[[ Record extracts open ]]

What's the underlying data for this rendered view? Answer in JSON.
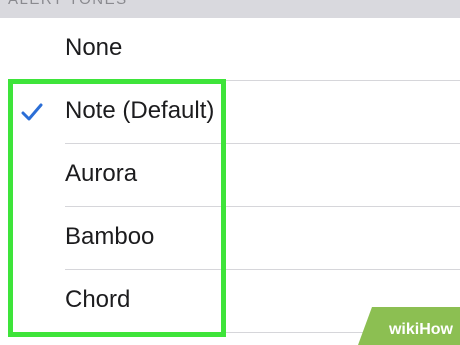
{
  "section_header": "ALERT TONES",
  "tones": [
    {
      "label": "None",
      "selected": false
    },
    {
      "label": "Note (Default)",
      "selected": true
    },
    {
      "label": "Aurora",
      "selected": false
    },
    {
      "label": "Bamboo",
      "selected": false
    },
    {
      "label": "Chord",
      "selected": false
    }
  ],
  "check_icon": "checkmark-icon",
  "colors": {
    "accent": "#2b6ed6",
    "highlight": "#3ee43a",
    "watermark": "#8cbf52"
  },
  "watermark": {
    "text": "wikiHow"
  }
}
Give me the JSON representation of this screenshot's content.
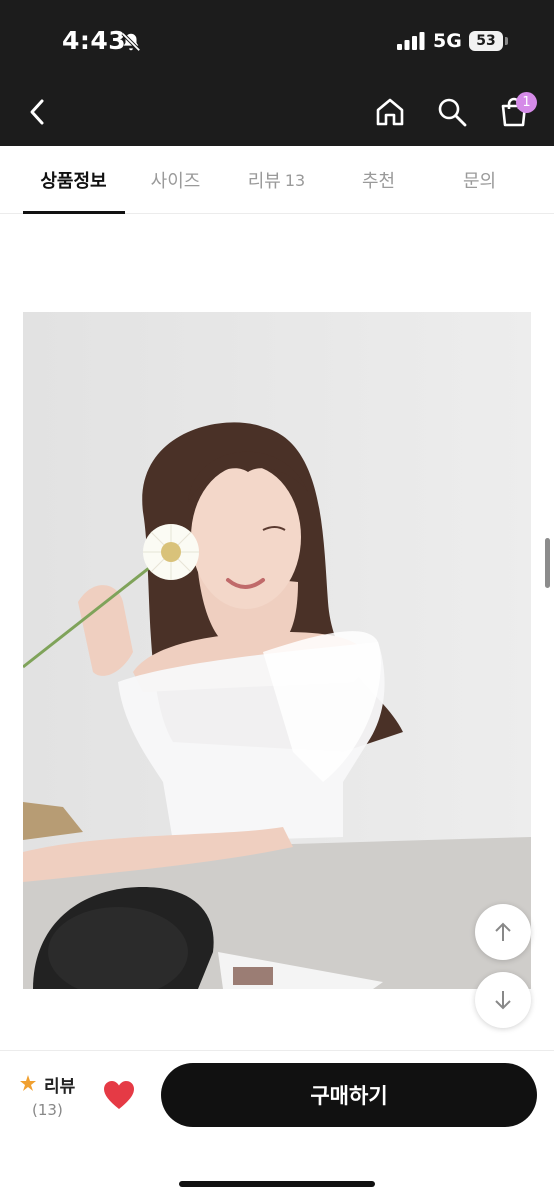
{
  "status_bar": {
    "time": "4:43",
    "network": "5G",
    "battery": "53",
    "icons": [
      "bell-slash-icon",
      "signal-icon",
      "battery-icon"
    ]
  },
  "nav": {
    "icons": [
      "back-icon",
      "home-icon",
      "search-icon",
      "cart-icon"
    ],
    "cart_badge": "1",
    "badge_color": "#d58be8"
  },
  "tabs": [
    {
      "label": "상품정보",
      "active": true
    },
    {
      "label": "사이즈",
      "active": false
    },
    {
      "label": "리뷰",
      "count": "13",
      "active": false
    },
    {
      "label": "추천",
      "active": false
    },
    {
      "label": "문의",
      "active": false
    }
  ],
  "product_image": {
    "kind": "photo",
    "subject": "model in white off-shoulder top holding a daisy"
  },
  "float_buttons": [
    "arrow-up-icon",
    "arrow-down-icon"
  ],
  "bottom_bar": {
    "review_label": "리뷰",
    "review_count": "(13)",
    "buy_label": "구매하기",
    "star_color": "#f0a030",
    "heart_color": "#e53a45"
  }
}
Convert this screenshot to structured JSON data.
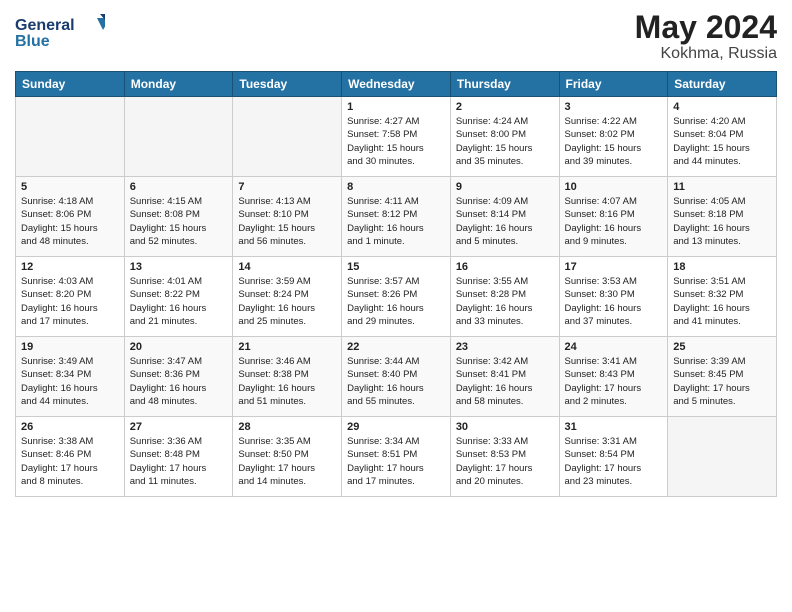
{
  "logo": {
    "text1": "General",
    "text2": "Blue"
  },
  "title": "May 2024",
  "location": "Kokhma, Russia",
  "days_header": [
    "Sunday",
    "Monday",
    "Tuesday",
    "Wednesday",
    "Thursday",
    "Friday",
    "Saturday"
  ],
  "weeks": [
    [
      {
        "num": "",
        "info": "",
        "empty": true
      },
      {
        "num": "",
        "info": "",
        "empty": true
      },
      {
        "num": "",
        "info": "",
        "empty": true
      },
      {
        "num": "1",
        "info": "Sunrise: 4:27 AM\nSunset: 7:58 PM\nDaylight: 15 hours\nand 30 minutes.",
        "empty": false
      },
      {
        "num": "2",
        "info": "Sunrise: 4:24 AM\nSunset: 8:00 PM\nDaylight: 15 hours\nand 35 minutes.",
        "empty": false
      },
      {
        "num": "3",
        "info": "Sunrise: 4:22 AM\nSunset: 8:02 PM\nDaylight: 15 hours\nand 39 minutes.",
        "empty": false
      },
      {
        "num": "4",
        "info": "Sunrise: 4:20 AM\nSunset: 8:04 PM\nDaylight: 15 hours\nand 44 minutes.",
        "empty": false
      }
    ],
    [
      {
        "num": "5",
        "info": "Sunrise: 4:18 AM\nSunset: 8:06 PM\nDaylight: 15 hours\nand 48 minutes.",
        "empty": false
      },
      {
        "num": "6",
        "info": "Sunrise: 4:15 AM\nSunset: 8:08 PM\nDaylight: 15 hours\nand 52 minutes.",
        "empty": false
      },
      {
        "num": "7",
        "info": "Sunrise: 4:13 AM\nSunset: 8:10 PM\nDaylight: 15 hours\nand 56 minutes.",
        "empty": false
      },
      {
        "num": "8",
        "info": "Sunrise: 4:11 AM\nSunset: 8:12 PM\nDaylight: 16 hours\nand 1 minute.",
        "empty": false
      },
      {
        "num": "9",
        "info": "Sunrise: 4:09 AM\nSunset: 8:14 PM\nDaylight: 16 hours\nand 5 minutes.",
        "empty": false
      },
      {
        "num": "10",
        "info": "Sunrise: 4:07 AM\nSunset: 8:16 PM\nDaylight: 16 hours\nand 9 minutes.",
        "empty": false
      },
      {
        "num": "11",
        "info": "Sunrise: 4:05 AM\nSunset: 8:18 PM\nDaylight: 16 hours\nand 13 minutes.",
        "empty": false
      }
    ],
    [
      {
        "num": "12",
        "info": "Sunrise: 4:03 AM\nSunset: 8:20 PM\nDaylight: 16 hours\nand 17 minutes.",
        "empty": false
      },
      {
        "num": "13",
        "info": "Sunrise: 4:01 AM\nSunset: 8:22 PM\nDaylight: 16 hours\nand 21 minutes.",
        "empty": false
      },
      {
        "num": "14",
        "info": "Sunrise: 3:59 AM\nSunset: 8:24 PM\nDaylight: 16 hours\nand 25 minutes.",
        "empty": false
      },
      {
        "num": "15",
        "info": "Sunrise: 3:57 AM\nSunset: 8:26 PM\nDaylight: 16 hours\nand 29 minutes.",
        "empty": false
      },
      {
        "num": "16",
        "info": "Sunrise: 3:55 AM\nSunset: 8:28 PM\nDaylight: 16 hours\nand 33 minutes.",
        "empty": false
      },
      {
        "num": "17",
        "info": "Sunrise: 3:53 AM\nSunset: 8:30 PM\nDaylight: 16 hours\nand 37 minutes.",
        "empty": false
      },
      {
        "num": "18",
        "info": "Sunrise: 3:51 AM\nSunset: 8:32 PM\nDaylight: 16 hours\nand 41 minutes.",
        "empty": false
      }
    ],
    [
      {
        "num": "19",
        "info": "Sunrise: 3:49 AM\nSunset: 8:34 PM\nDaylight: 16 hours\nand 44 minutes.",
        "empty": false
      },
      {
        "num": "20",
        "info": "Sunrise: 3:47 AM\nSunset: 8:36 PM\nDaylight: 16 hours\nand 48 minutes.",
        "empty": false
      },
      {
        "num": "21",
        "info": "Sunrise: 3:46 AM\nSunset: 8:38 PM\nDaylight: 16 hours\nand 51 minutes.",
        "empty": false
      },
      {
        "num": "22",
        "info": "Sunrise: 3:44 AM\nSunset: 8:40 PM\nDaylight: 16 hours\nand 55 minutes.",
        "empty": false
      },
      {
        "num": "23",
        "info": "Sunrise: 3:42 AM\nSunset: 8:41 PM\nDaylight: 16 hours\nand 58 minutes.",
        "empty": false
      },
      {
        "num": "24",
        "info": "Sunrise: 3:41 AM\nSunset: 8:43 PM\nDaylight: 17 hours\nand 2 minutes.",
        "empty": false
      },
      {
        "num": "25",
        "info": "Sunrise: 3:39 AM\nSunset: 8:45 PM\nDaylight: 17 hours\nand 5 minutes.",
        "empty": false
      }
    ],
    [
      {
        "num": "26",
        "info": "Sunrise: 3:38 AM\nSunset: 8:46 PM\nDaylight: 17 hours\nand 8 minutes.",
        "empty": false
      },
      {
        "num": "27",
        "info": "Sunrise: 3:36 AM\nSunset: 8:48 PM\nDaylight: 17 hours\nand 11 minutes.",
        "empty": false
      },
      {
        "num": "28",
        "info": "Sunrise: 3:35 AM\nSunset: 8:50 PM\nDaylight: 17 hours\nand 14 minutes.",
        "empty": false
      },
      {
        "num": "29",
        "info": "Sunrise: 3:34 AM\nSunset: 8:51 PM\nDaylight: 17 hours\nand 17 minutes.",
        "empty": false
      },
      {
        "num": "30",
        "info": "Sunrise: 3:33 AM\nSunset: 8:53 PM\nDaylight: 17 hours\nand 20 minutes.",
        "empty": false
      },
      {
        "num": "31",
        "info": "Sunrise: 3:31 AM\nSunset: 8:54 PM\nDaylight: 17 hours\nand 23 minutes.",
        "empty": false
      },
      {
        "num": "",
        "info": "",
        "empty": true
      }
    ]
  ]
}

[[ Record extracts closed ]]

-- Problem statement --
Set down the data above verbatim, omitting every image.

-- Task answer --
What's the underlying data for this rendered view? Answer in JSON.
{
  "section_header": "ALERT TONES",
  "tones": [
    {
      "label": "None",
      "selected": false
    },
    {
      "label": "Note (Default)",
      "selected": true
    },
    {
      "label": "Aurora",
      "selected": false
    },
    {
      "label": "Bamboo",
      "selected": false
    },
    {
      "label": "Chord",
      "selected": false
    }
  ],
  "check_icon": "checkmark-icon",
  "colors": {
    "accent": "#2b6ed6",
    "highlight": "#3ee43a",
    "watermark": "#8cbf52"
  },
  "watermark": {
    "text": "wikiHow"
  }
}
Give me the JSON representation of this screenshot's content.
{
  "status_bar": {
    "time": "4:43",
    "network": "5G",
    "battery": "53",
    "icons": [
      "bell-slash-icon",
      "signal-icon",
      "battery-icon"
    ]
  },
  "nav": {
    "icons": [
      "back-icon",
      "home-icon",
      "search-icon",
      "cart-icon"
    ],
    "cart_badge": "1",
    "badge_color": "#d58be8"
  },
  "tabs": [
    {
      "label": "상품정보",
      "active": true
    },
    {
      "label": "사이즈",
      "active": false
    },
    {
      "label": "리뷰",
      "count": "13",
      "active": false
    },
    {
      "label": "추천",
      "active": false
    },
    {
      "label": "문의",
      "active": false
    }
  ],
  "product_image": {
    "kind": "photo",
    "subject": "model in white off-shoulder top holding a daisy"
  },
  "float_buttons": [
    "arrow-up-icon",
    "arrow-down-icon"
  ],
  "bottom_bar": {
    "review_label": "리뷰",
    "review_count": "(13)",
    "buy_label": "구매하기",
    "star_color": "#f0a030",
    "heart_color": "#e53a45"
  }
}
Convert this screenshot to structured JSON data.
{
  "logo": {
    "text1": "General",
    "text2": "Blue"
  },
  "title": "May 2024",
  "location": "Kokhma, Russia",
  "days_header": [
    "Sunday",
    "Monday",
    "Tuesday",
    "Wednesday",
    "Thursday",
    "Friday",
    "Saturday"
  ],
  "weeks": [
    [
      {
        "num": "",
        "info": "",
        "empty": true
      },
      {
        "num": "",
        "info": "",
        "empty": true
      },
      {
        "num": "",
        "info": "",
        "empty": true
      },
      {
        "num": "1",
        "info": "Sunrise: 4:27 AM\nSunset: 7:58 PM\nDaylight: 15 hours\nand 30 minutes.",
        "empty": false
      },
      {
        "num": "2",
        "info": "Sunrise: 4:24 AM\nSunset: 8:00 PM\nDaylight: 15 hours\nand 35 minutes.",
        "empty": false
      },
      {
        "num": "3",
        "info": "Sunrise: 4:22 AM\nSunset: 8:02 PM\nDaylight: 15 hours\nand 39 minutes.",
        "empty": false
      },
      {
        "num": "4",
        "info": "Sunrise: 4:20 AM\nSunset: 8:04 PM\nDaylight: 15 hours\nand 44 minutes.",
        "empty": false
      }
    ],
    [
      {
        "num": "5",
        "info": "Sunrise: 4:18 AM\nSunset: 8:06 PM\nDaylight: 15 hours\nand 48 minutes.",
        "empty": false
      },
      {
        "num": "6",
        "info": "Sunrise: 4:15 AM\nSunset: 8:08 PM\nDaylight: 15 hours\nand 52 minutes.",
        "empty": false
      },
      {
        "num": "7",
        "info": "Sunrise: 4:13 AM\nSunset: 8:10 PM\nDaylight: 15 hours\nand 56 minutes.",
        "empty": false
      },
      {
        "num": "8",
        "info": "Sunrise: 4:11 AM\nSunset: 8:12 PM\nDaylight: 16 hours\nand 1 minute.",
        "empty": false
      },
      {
        "num": "9",
        "info": "Sunrise: 4:09 AM\nSunset: 8:14 PM\nDaylight: 16 hours\nand 5 minutes.",
        "empty": false
      },
      {
        "num": "10",
        "info": "Sunrise: 4:07 AM\nSunset: 8:16 PM\nDaylight: 16 hours\nand 9 minutes.",
        "empty": false
      },
      {
        "num": "11",
        "info": "Sunrise: 4:05 AM\nSunset: 8:18 PM\nDaylight: 16 hours\nand 13 minutes.",
        "empty": false
      }
    ],
    [
      {
        "num": "12",
        "info": "Sunrise: 4:03 AM\nSunset: 8:20 PM\nDaylight: 16 hours\nand 17 minutes.",
        "empty": false
      },
      {
        "num": "13",
        "info": "Sunrise: 4:01 AM\nSunset: 8:22 PM\nDaylight: 16 hours\nand 21 minutes.",
        "empty": false
      },
      {
        "num": "14",
        "info": "Sunrise: 3:59 AM\nSunset: 8:24 PM\nDaylight: 16 hours\nand 25 minutes.",
        "empty": false
      },
      {
        "num": "15",
        "info": "Sunrise: 3:57 AM\nSunset: 8:26 PM\nDaylight: 16 hours\nand 29 minutes.",
        "empty": false
      },
      {
        "num": "16",
        "info": "Sunrise: 3:55 AM\nSunset: 8:28 PM\nDaylight: 16 hours\nand 33 minutes.",
        "empty": false
      },
      {
        "num": "17",
        "info": "Sunrise: 3:53 AM\nSunset: 8:30 PM\nDaylight: 16 hours\nand 37 minutes.",
        "empty": false
      },
      {
        "num": "18",
        "info": "Sunrise: 3:51 AM\nSunset: 8:32 PM\nDaylight: 16 hours\nand 41 minutes.",
        "empty": false
      }
    ],
    [
      {
        "num": "19",
        "info": "Sunrise: 3:49 AM\nSunset: 8:34 PM\nDaylight: 16 hours\nand 44 minutes.",
        "empty": false
      },
      {
        "num": "20",
        "info": "Sunrise: 3:47 AM\nSunset: 8:36 PM\nDaylight: 16 hours\nand 48 minutes.",
        "empty": false
      },
      {
        "num": "21",
        "info": "Sunrise: 3:46 AM\nSunset: 8:38 PM\nDaylight: 16 hours\nand 51 minutes.",
        "empty": false
      },
      {
        "num": "22",
        "info": "Sunrise: 3:44 AM\nSunset: 8:40 PM\nDaylight: 16 hours\nand 55 minutes.",
        "empty": false
      },
      {
        "num": "23",
        "info": "Sunrise: 3:42 AM\nSunset: 8:41 PM\nDaylight: 16 hours\nand 58 minutes.",
        "empty": false
      },
      {
        "num": "24",
        "info": "Sunrise: 3:41 AM\nSunset: 8:43 PM\nDaylight: 17 hours\nand 2 minutes.",
        "empty": false
      },
      {
        "num": "25",
        "info": "Sunrise: 3:39 AM\nSunset: 8:45 PM\nDaylight: 17 hours\nand 5 minutes.",
        "empty": false
      }
    ],
    [
      {
        "num": "26",
        "info": "Sunrise: 3:38 AM\nSunset: 8:46 PM\nDaylight: 17 hours\nand 8 minutes.",
        "empty": false
      },
      {
        "num": "27",
        "info": "Sunrise: 3:36 AM\nSunset: 8:48 PM\nDaylight: 17 hours\nand 11 minutes.",
        "empty": false
      },
      {
        "num": "28",
        "info": "Sunrise: 3:35 AM\nSunset: 8:50 PM\nDaylight: 17 hours\nand 14 minutes.",
        "empty": false
      },
      {
        "num": "29",
        "info": "Sunrise: 3:34 AM\nSunset: 8:51 PM\nDaylight: 17 hours\nand 17 minutes.",
        "empty": false
      },
      {
        "num": "30",
        "info": "Sunrise: 3:33 AM\nSunset: 8:53 PM\nDaylight: 17 hours\nand 20 minutes.",
        "empty": false
      },
      {
        "num": "31",
        "info": "Sunrise: 3:31 AM\nSunset: 8:54 PM\nDaylight: 17 hours\nand 23 minutes.",
        "empty": false
      },
      {
        "num": "",
        "info": "",
        "empty": true
      }
    ]
  ]
}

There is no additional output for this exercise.